How I can limit Download/Upload bandwidth for:
- Entire OS.
- One network interface.
- Single application.
Limiting single interface is easy, but global rate limits need more complex rules as do application based rules. I'm not saying that it can't be done, but it requires quite a bit digging in to the internals of the networking.
Here is a quick How to on setting up a per interface limit
If you really want to set up application based rules, you should look in to some firewall framework, like shorewall, which have helper features to configure shaping. Even with these tools, it requires quite bit of forethought and testing to get it in to place. Doing something like this ad-hoc is not yet quite that easy.
Although this is an old question, I came across this when looking for an answer to the same question. The OS and interface limits are already addressed in an earlier answer, so here is a way to set up application specific limits. Use an application called trickle. So do
sudo apt-get install trickle. You can limit upload/download for a specific app by running
trickle -u (upload limit in KB/s) -d (download limit in KB/s) application
This will launch the application with the specified limits. You can also specify "smoothing" time, so that trickle samples over the desired time period in case your application has bursts of bandwidth consumption and you'd like the bursts to be allowed so long as the average is within your specifications.
If you want to limit bandwidth for a specific IP address, you can use this:

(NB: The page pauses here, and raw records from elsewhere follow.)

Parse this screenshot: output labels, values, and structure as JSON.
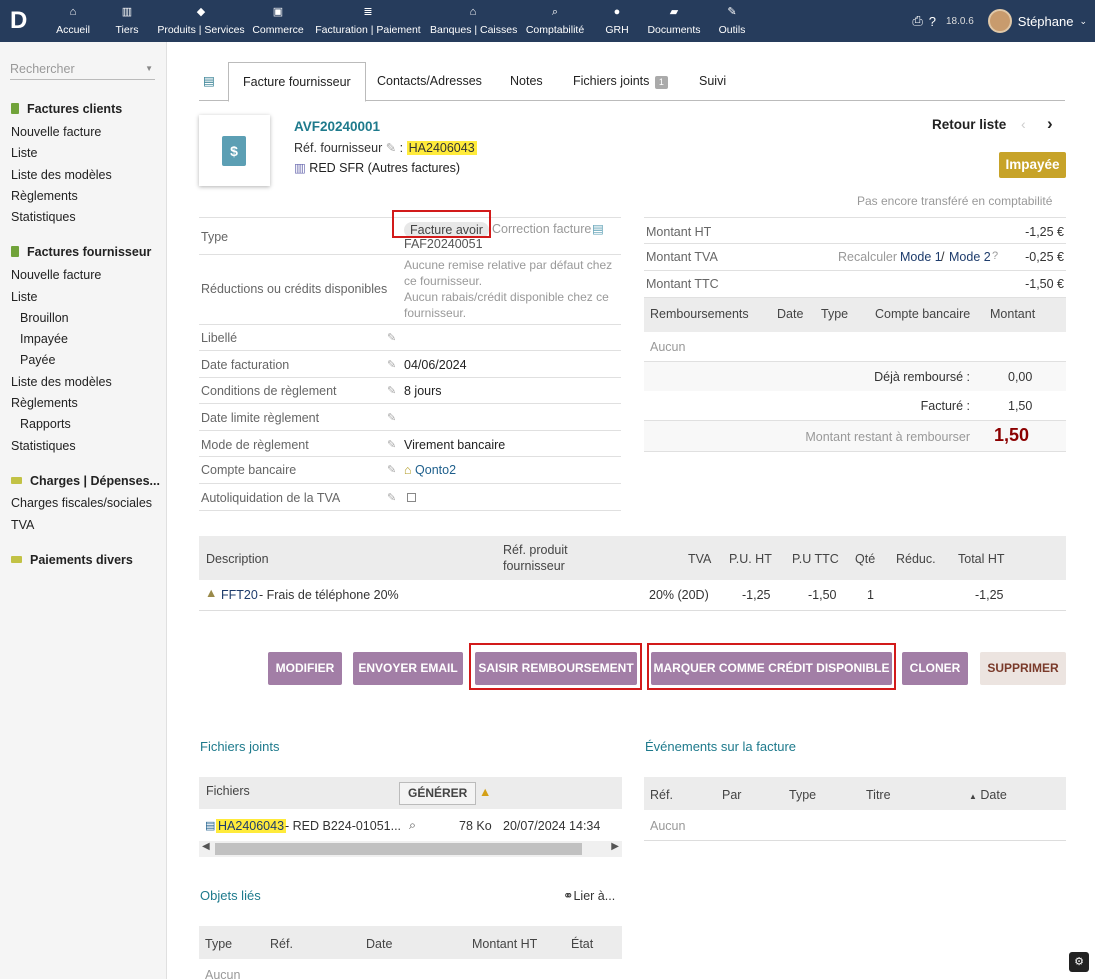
{
  "topbar": {
    "logo": "D",
    "menu": [
      {
        "label": "Accueil",
        "icon": "home-icon"
      },
      {
        "label": "Tiers",
        "icon": "building-icon"
      },
      {
        "label": "Produits | Services",
        "icon": "cube-icon"
      },
      {
        "label": "Commerce",
        "icon": "briefcase-icon"
      },
      {
        "label": "Facturation | Paiement",
        "icon": "invoice-icon"
      },
      {
        "label": "Banques | Caisses",
        "icon": "bank-icon"
      },
      {
        "label": "Comptabilité",
        "icon": "search-dollar-icon"
      },
      {
        "label": "GRH",
        "icon": "user-icon"
      },
      {
        "label": "Documents",
        "icon": "folder-icon"
      },
      {
        "label": "Outils",
        "icon": "wrench-icon"
      }
    ],
    "version": "18.0.6",
    "user": "Stéphane"
  },
  "sidebar": {
    "search_placeholder": "Rechercher",
    "items": [
      {
        "label": "Factures clients",
        "type": "head"
      },
      {
        "label": "Nouvelle facture"
      },
      {
        "label": "Liste"
      },
      {
        "label": "Liste des modèles"
      },
      {
        "label": "Règlements"
      },
      {
        "label": "Statistiques"
      },
      {
        "label": "Factures fournisseur",
        "type": "head"
      },
      {
        "label": "Nouvelle facture"
      },
      {
        "label": "Liste"
      },
      {
        "label": "Brouillon",
        "type": "sub"
      },
      {
        "label": "Impayée",
        "type": "sub"
      },
      {
        "label": "Payée",
        "type": "sub"
      },
      {
        "label": "Liste des modèles"
      },
      {
        "label": "Règlements"
      },
      {
        "label": "Rapports",
        "type": "sub"
      },
      {
        "label": "Statistiques"
      },
      {
        "label": "Charges | Dépenses...",
        "type": "head"
      },
      {
        "label": "Charges fiscales/sociales"
      },
      {
        "label": "TVA"
      },
      {
        "label": "Paiements divers",
        "type": "head"
      }
    ]
  },
  "tabs": [
    {
      "label": "Facture fournisseur"
    },
    {
      "label": "Contacts/Adresses"
    },
    {
      "label": "Notes"
    },
    {
      "label": "Fichiers joints",
      "badge": "1"
    },
    {
      "label": "Suivi"
    }
  ],
  "invoice": {
    "ref": "AVF20240001",
    "supplier_ref_label": "Réf. fournisseur",
    "supplier_ref": "HA2406043",
    "supplier": "RED SFR (Autres factures)",
    "back_list": "Retour liste",
    "status": "Impayée",
    "accounting_note": "Pas encore transféré en comptabilité"
  },
  "fields": {
    "type_label": "Type",
    "type_value": "Facture avoir",
    "correction_label": "Correction facture",
    "correction_ref": "FAF20240051",
    "reductions_label": "Réductions ou crédits disponibles",
    "reductions_line1": "Aucune remise relative par défaut chez",
    "reductions_line2": "ce fournisseur.",
    "reductions_line3": "Aucun rabais/crédit disponible chez ce",
    "reductions_line4": "fournisseur.",
    "libelle_label": "Libellé",
    "date_label": "Date facturation",
    "date_value": "04/06/2024",
    "conditions_label": "Conditions de règlement",
    "conditions_value": "8 jours",
    "limit_label": "Date limite règlement",
    "mode_label": "Mode de règlement",
    "mode_value": "Virement bancaire",
    "bank_label": "Compte bancaire",
    "bank_value": "Qonto2",
    "autoliq_label": "Autoliquidation de la TVA"
  },
  "amounts": {
    "ht_label": "Montant HT",
    "ht": "-1,25 €",
    "tva_label": "Montant TVA",
    "recalc": "Recalculer",
    "mode1": "Mode 1",
    "mode2": "Mode 2",
    "tva": "-0,25 €",
    "ttc_label": "Montant TTC",
    "ttc": "-1,50 €"
  },
  "refunds": {
    "headers": [
      "Remboursements",
      "Date",
      "Type",
      "Compte bancaire",
      "Montant"
    ],
    "empty": "Aucun",
    "already_label": "Déjà remboursé :",
    "already": "0,00",
    "invoiced_label": "Facturé :",
    "invoiced": "1,50",
    "remaining_label": "Montant restant à rembourser",
    "remaining": "1,50"
  },
  "lines": {
    "headers": [
      "Description",
      "Réf. produit",
      "fournisseur",
      "TVA",
      "P.U. HT",
      "P.U TTC",
      "Qté",
      "Réduc.",
      "Total HT"
    ],
    "rows": [
      {
        "code": "FFT20",
        "desc": " - Frais de téléphone 20%",
        "tva": "20% (20D)",
        "pu_ht": "-1,25",
        "pu_ttc": "-1,50",
        "qty": "1",
        "total": "-1,25"
      }
    ]
  },
  "actions": [
    "MODIFIER",
    "ENVOYER EMAIL",
    "SAISIR REMBOURSEMENT",
    "MARQUER COMME CRÉDIT DISPONIBLE",
    "CLONER",
    "SUPPRIMER"
  ],
  "files": {
    "title": "Fichiers joints",
    "header": "Fichiers",
    "generate": "GÉNÉRER",
    "file_ref": "HA2406043",
    "file_rest": " - RED B224-01051...",
    "size": "78 Ko",
    "date": "20/07/2024 14:34"
  },
  "events": {
    "title": "Événements sur la facture",
    "headers": [
      "Réf.",
      "Par",
      "Type",
      "Titre",
      "Date"
    ],
    "empty": "Aucun"
  },
  "linked": {
    "title": "Objets liés",
    "link": "Lier à...",
    "headers": [
      "Type",
      "Réf.",
      "Date",
      "Montant HT",
      "État"
    ],
    "empty": "Aucun"
  },
  "colors": {
    "topbar": "#263c5c",
    "accent": "#a27ea6",
    "status": "#c7a329",
    "link": "#1e7a8c"
  }
}
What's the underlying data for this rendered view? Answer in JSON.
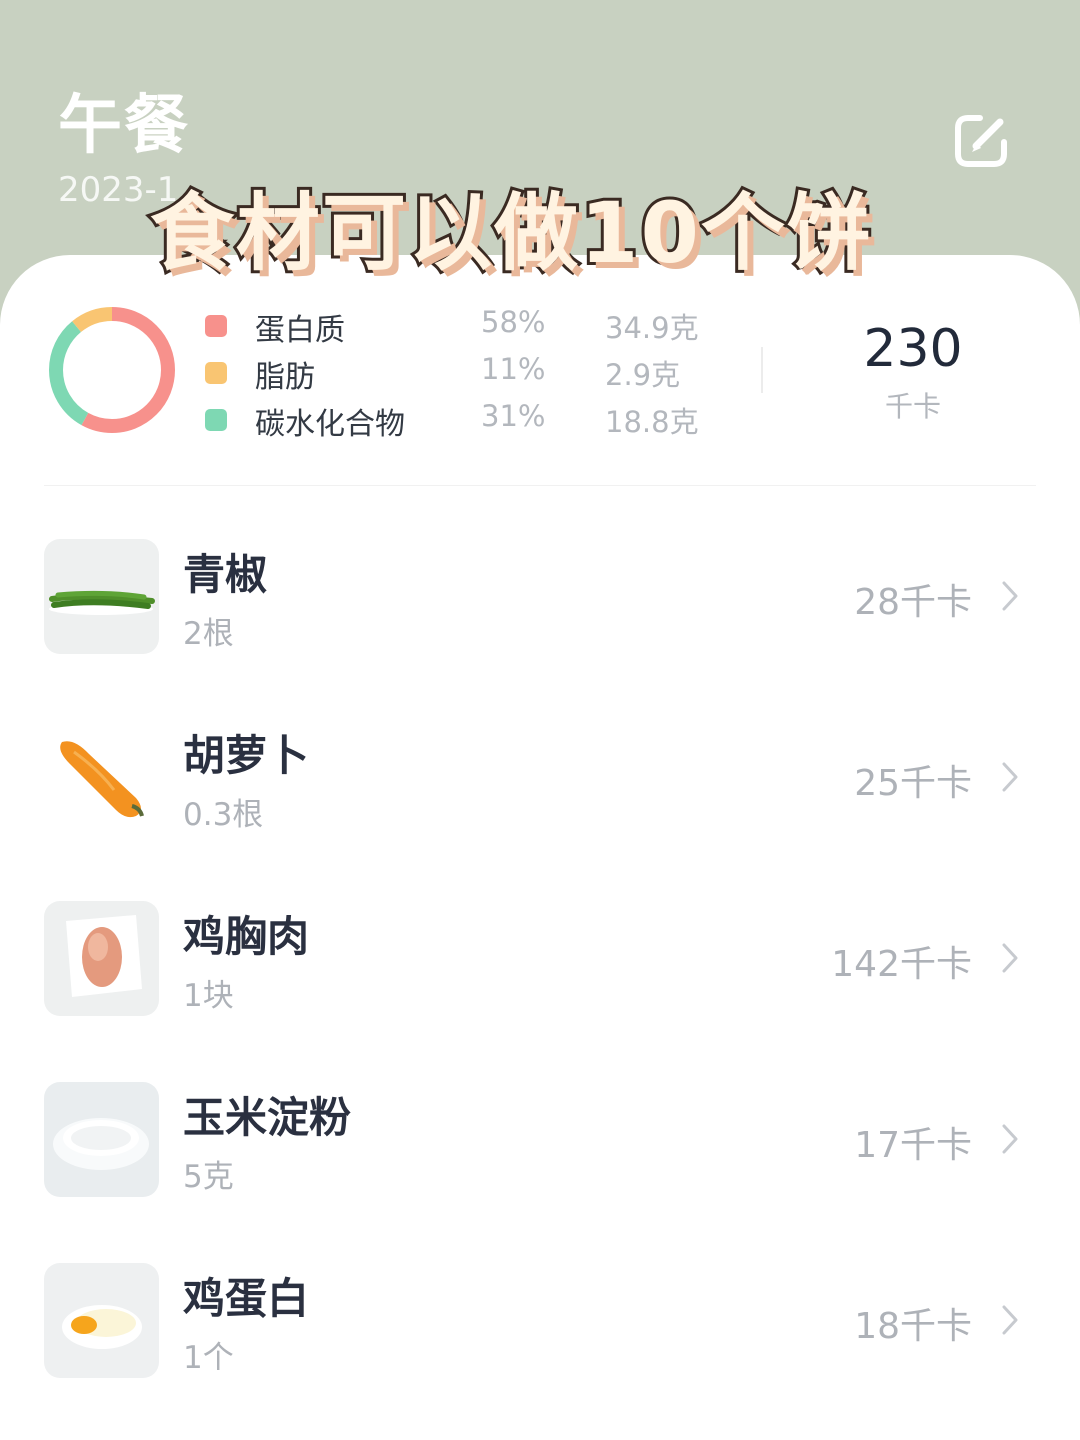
{
  "header": {
    "title": "午餐",
    "date": "2023-1"
  },
  "overlay_caption": "食材可以做10个饼",
  "summary": {
    "macros": [
      {
        "name": "蛋白质",
        "percent": "58%",
        "amount": "34.9克",
        "color": "#f7918c",
        "fraction": 0.58
      },
      {
        "name": "脂肪",
        "percent": "11%",
        "amount": "2.9克",
        "color": "#f9c572",
        "fraction": 0.11
      },
      {
        "name": "碳水化合物",
        "percent": "31%",
        "amount": "18.8克",
        "color": "#7ed8b3",
        "fraction": 0.31
      }
    ],
    "total_kcal": "230",
    "kcal_unit": "千卡"
  },
  "foods": [
    {
      "name": "青椒",
      "qty": "2根",
      "kcal": "28千卡",
      "icon": "green-pepper-photo"
    },
    {
      "name": "胡萝卜",
      "qty": "0.3根",
      "kcal": "25千卡",
      "icon": "carrot-photo"
    },
    {
      "name": "鸡胸肉",
      "qty": "1块",
      "kcal": "142千卡",
      "icon": "chicken-breast-photo"
    },
    {
      "name": "玉米淀粉",
      "qty": "5克",
      "kcal": "17千卡",
      "icon": "corn-starch-photo"
    },
    {
      "name": "鸡蛋白",
      "qty": "1个",
      "kcal": "18千卡",
      "icon": "egg-white-photo"
    }
  ]
}
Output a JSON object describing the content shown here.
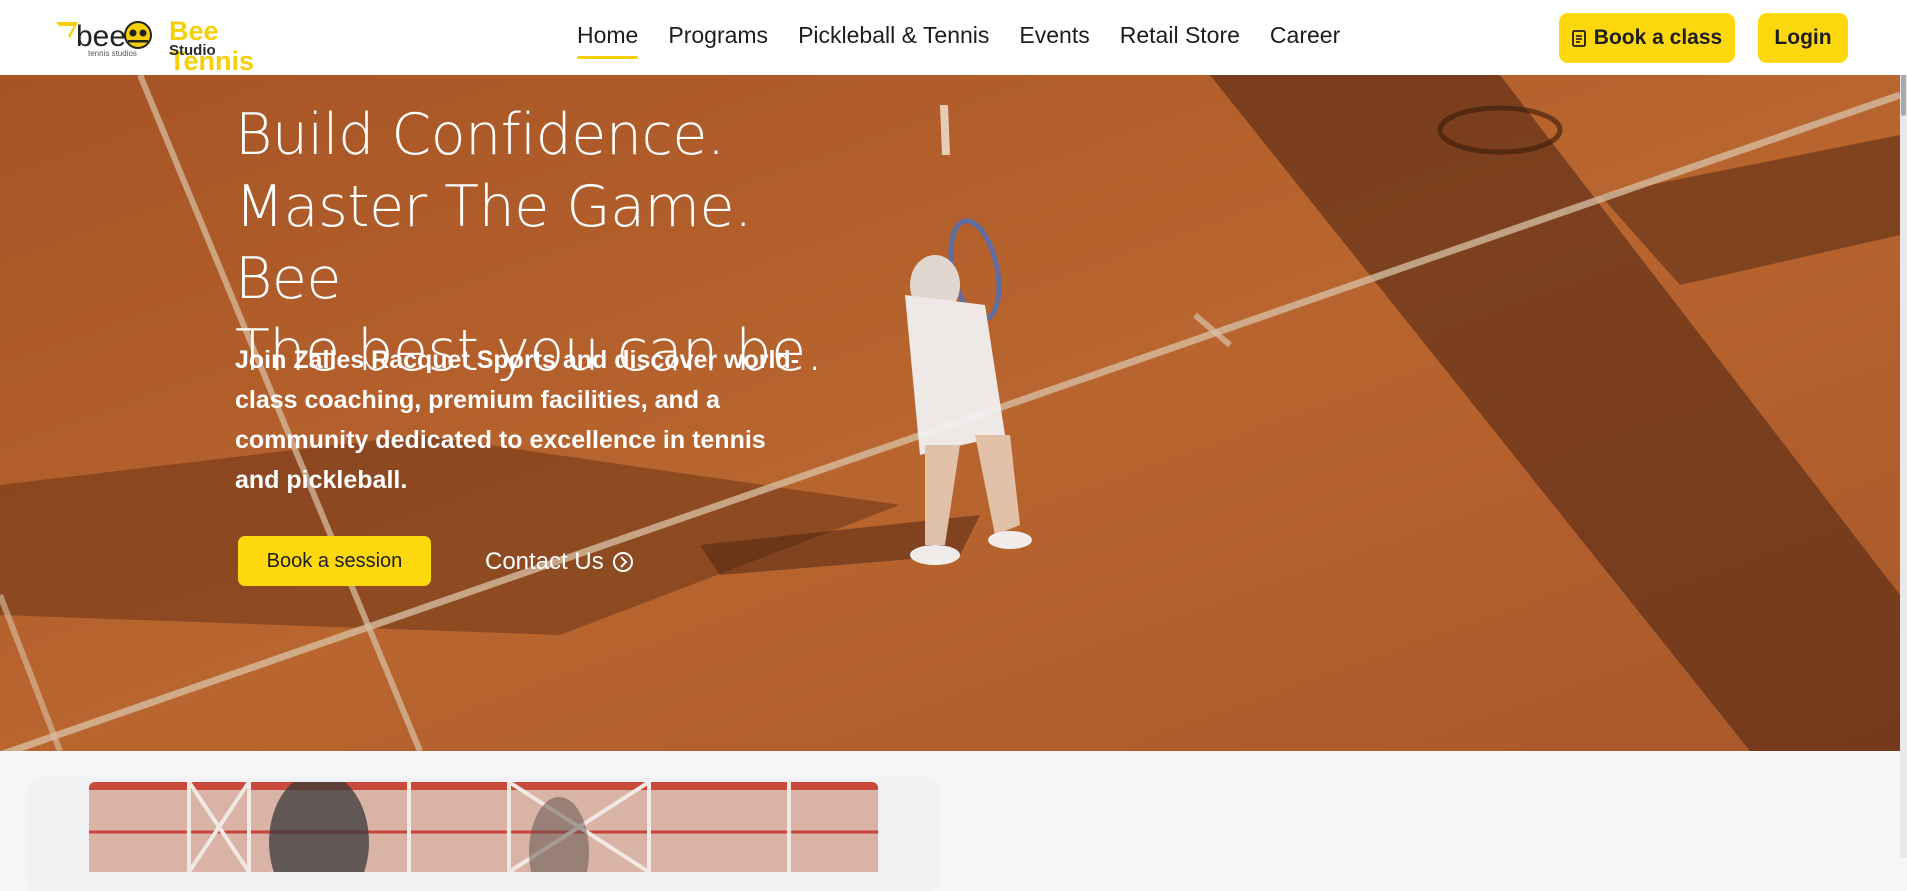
{
  "brand": {
    "logo_word": "bee",
    "logo_tagline": "tennis studios",
    "name": "Bee Tennis",
    "sub": "Studio"
  },
  "nav": {
    "items": [
      {
        "label": "Home",
        "active": true
      },
      {
        "label": "Programs",
        "active": false
      },
      {
        "label": "Pickleball & Tennis",
        "active": false
      },
      {
        "label": "Events",
        "active": false
      },
      {
        "label": "Retail Store",
        "active": false
      },
      {
        "label": "Career",
        "active": false
      }
    ],
    "book_class_label": "Book a class",
    "login_label": "Login"
  },
  "hero": {
    "title_line1": "Build Confidence.",
    "title_line2": "Master The Game. Bee",
    "title_line3": "The best you can be.",
    "description": "Join Zalles Racquet Sports and discover world-class coaching, premium facilities, and a community dedicated to excellence in tennis and pickleball.",
    "primary_button": "Book a session",
    "secondary_link": "Contact Us"
  },
  "colors": {
    "accent": "#fdd80f",
    "brand_yellow": "#f5cf07",
    "court_clay": "#b45f2d",
    "text_dark": "#1d1d1d"
  },
  "icons": {
    "book_class": "document-icon",
    "contact": "arrow-circle-right-icon"
  }
}
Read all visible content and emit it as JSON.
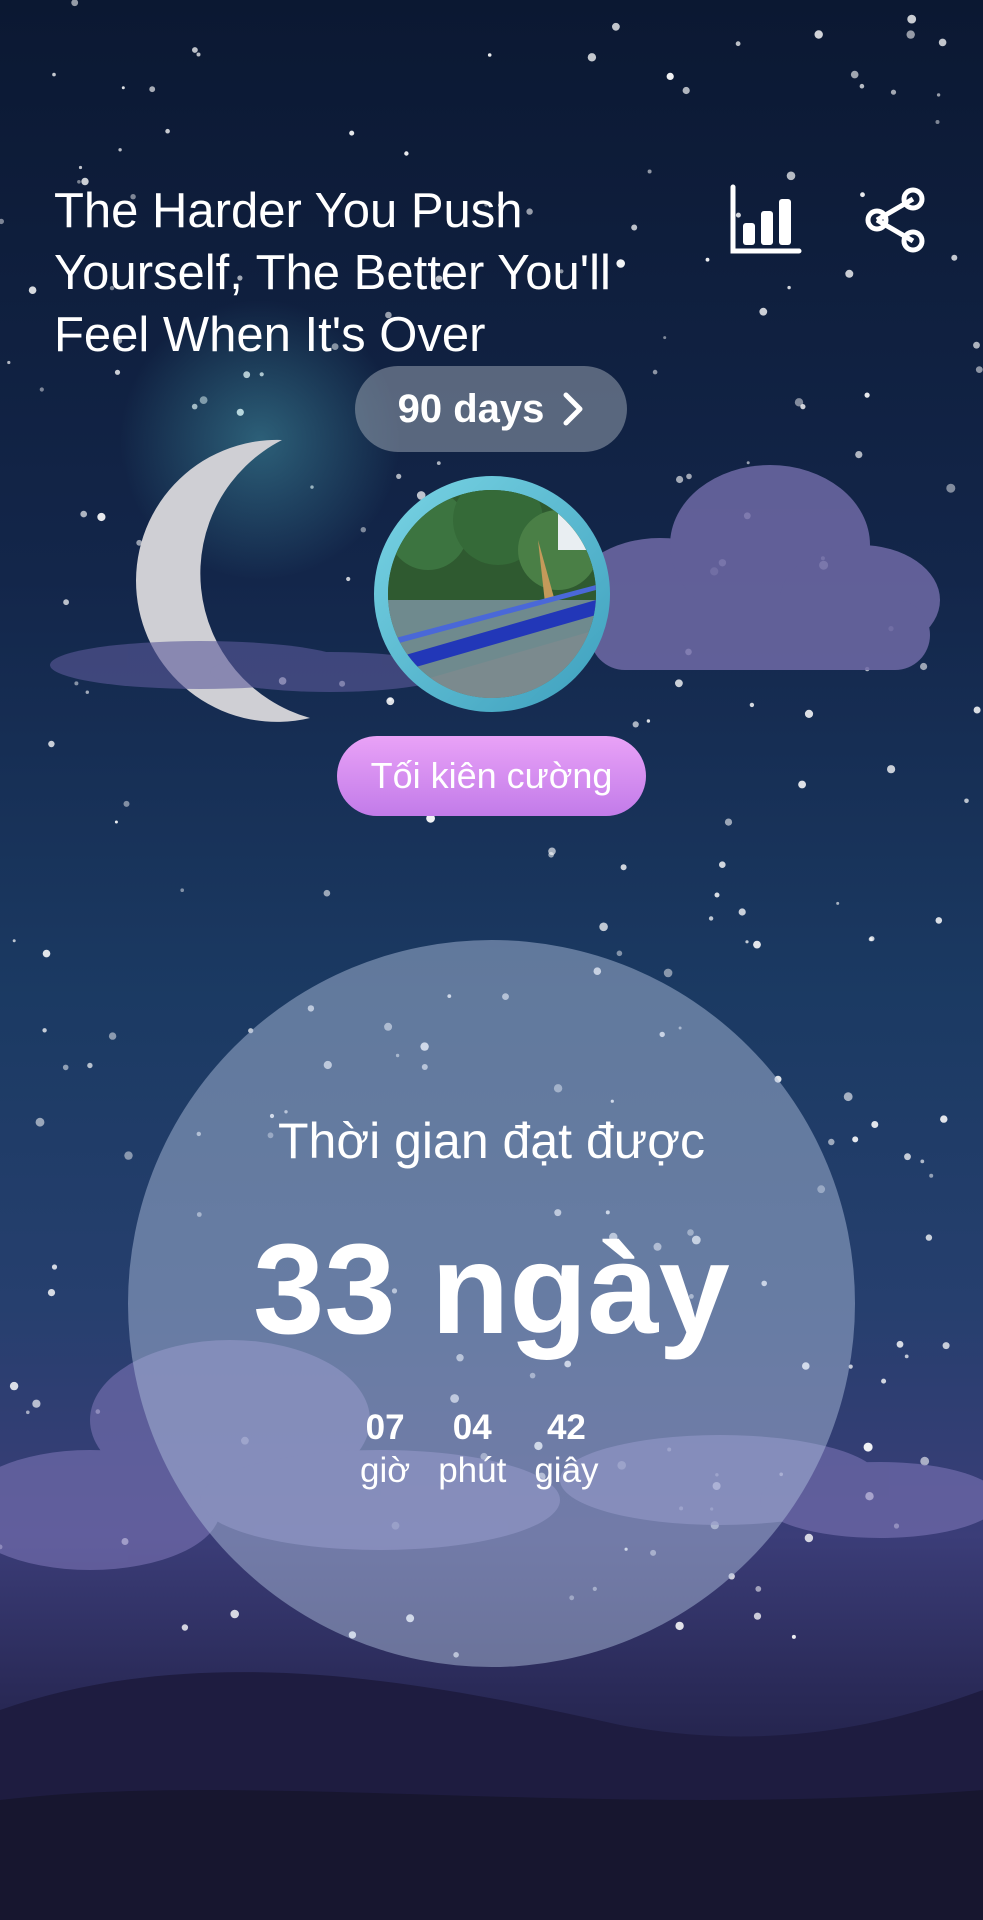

tc qdisc add dev eth1 root handle 1: htb default 12 tc class add dev eth1 parent 1: classid 1:10 htb rate 2500kbps tc class add dev eth1 parent 1: classid 1:11 htb rate 2500kbps tc class add dev eth1 parent 1: classid 1:12 htb rate 5000kbps tc filter add dev eth1 protocol ip parent 1:0 prio 1 u32 match ip dst 192.168.2.105 flowid 1:10 tc filter add dev eth1 protocol ip parent 1:0 prio 1 u32 match ip dst 192.168.2.106 flowid 1:11